> YOUR ASSIGNMENT:
State how many lines in the listing below hold the string "here"; nothing else is wanted.

> SOURCE MATERIAL:

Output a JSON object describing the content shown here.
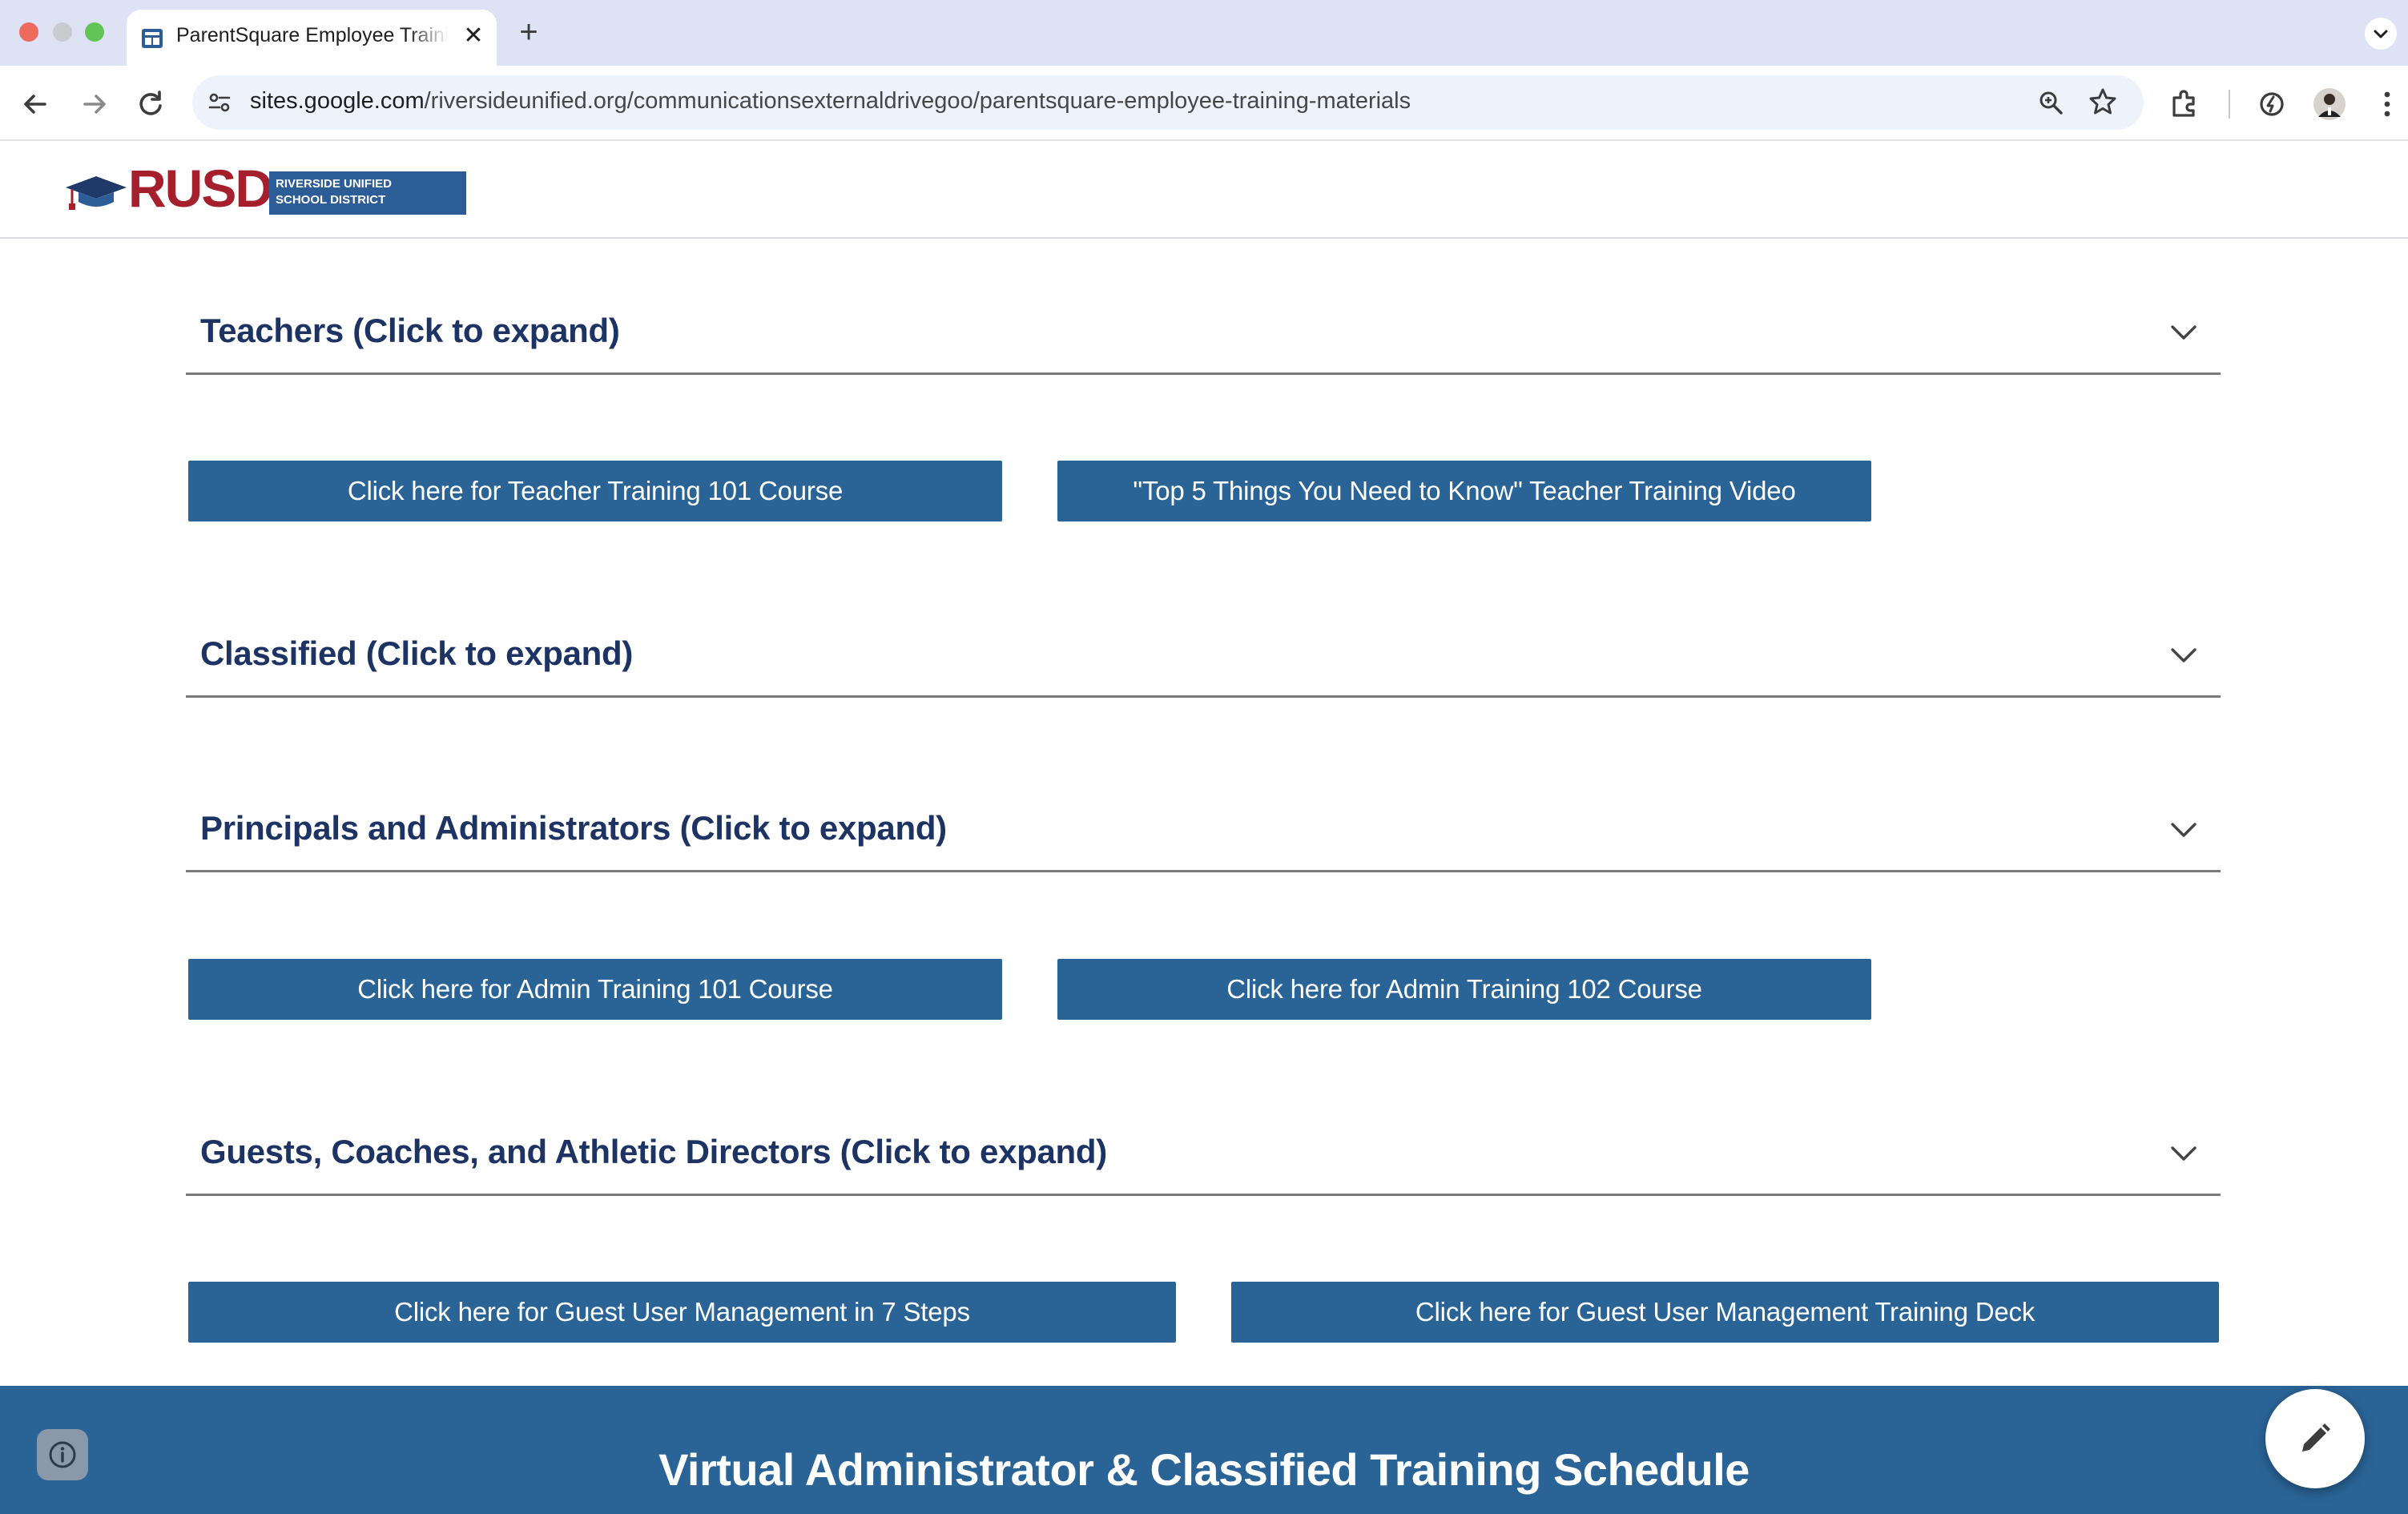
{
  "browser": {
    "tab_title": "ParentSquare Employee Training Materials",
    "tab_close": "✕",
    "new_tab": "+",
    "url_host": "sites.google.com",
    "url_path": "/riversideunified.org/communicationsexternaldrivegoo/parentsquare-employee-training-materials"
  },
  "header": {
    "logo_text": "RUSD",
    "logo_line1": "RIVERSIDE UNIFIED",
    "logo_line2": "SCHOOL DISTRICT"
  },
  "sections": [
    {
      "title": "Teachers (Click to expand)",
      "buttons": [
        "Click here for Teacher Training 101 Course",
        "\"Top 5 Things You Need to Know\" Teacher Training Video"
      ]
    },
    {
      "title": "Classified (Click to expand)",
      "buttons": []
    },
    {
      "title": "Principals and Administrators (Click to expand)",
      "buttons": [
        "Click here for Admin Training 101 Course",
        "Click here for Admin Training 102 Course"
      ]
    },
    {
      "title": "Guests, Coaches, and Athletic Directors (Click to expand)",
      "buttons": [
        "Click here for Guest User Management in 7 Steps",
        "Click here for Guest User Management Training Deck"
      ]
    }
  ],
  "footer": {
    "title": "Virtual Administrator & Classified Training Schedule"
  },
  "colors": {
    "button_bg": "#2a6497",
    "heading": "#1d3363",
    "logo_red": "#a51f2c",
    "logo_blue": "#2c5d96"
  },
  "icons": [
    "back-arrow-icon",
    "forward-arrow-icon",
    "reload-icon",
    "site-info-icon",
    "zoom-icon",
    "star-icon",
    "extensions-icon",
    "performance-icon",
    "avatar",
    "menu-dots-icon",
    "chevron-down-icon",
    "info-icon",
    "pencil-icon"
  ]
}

> RESULT OF THE TASK:
6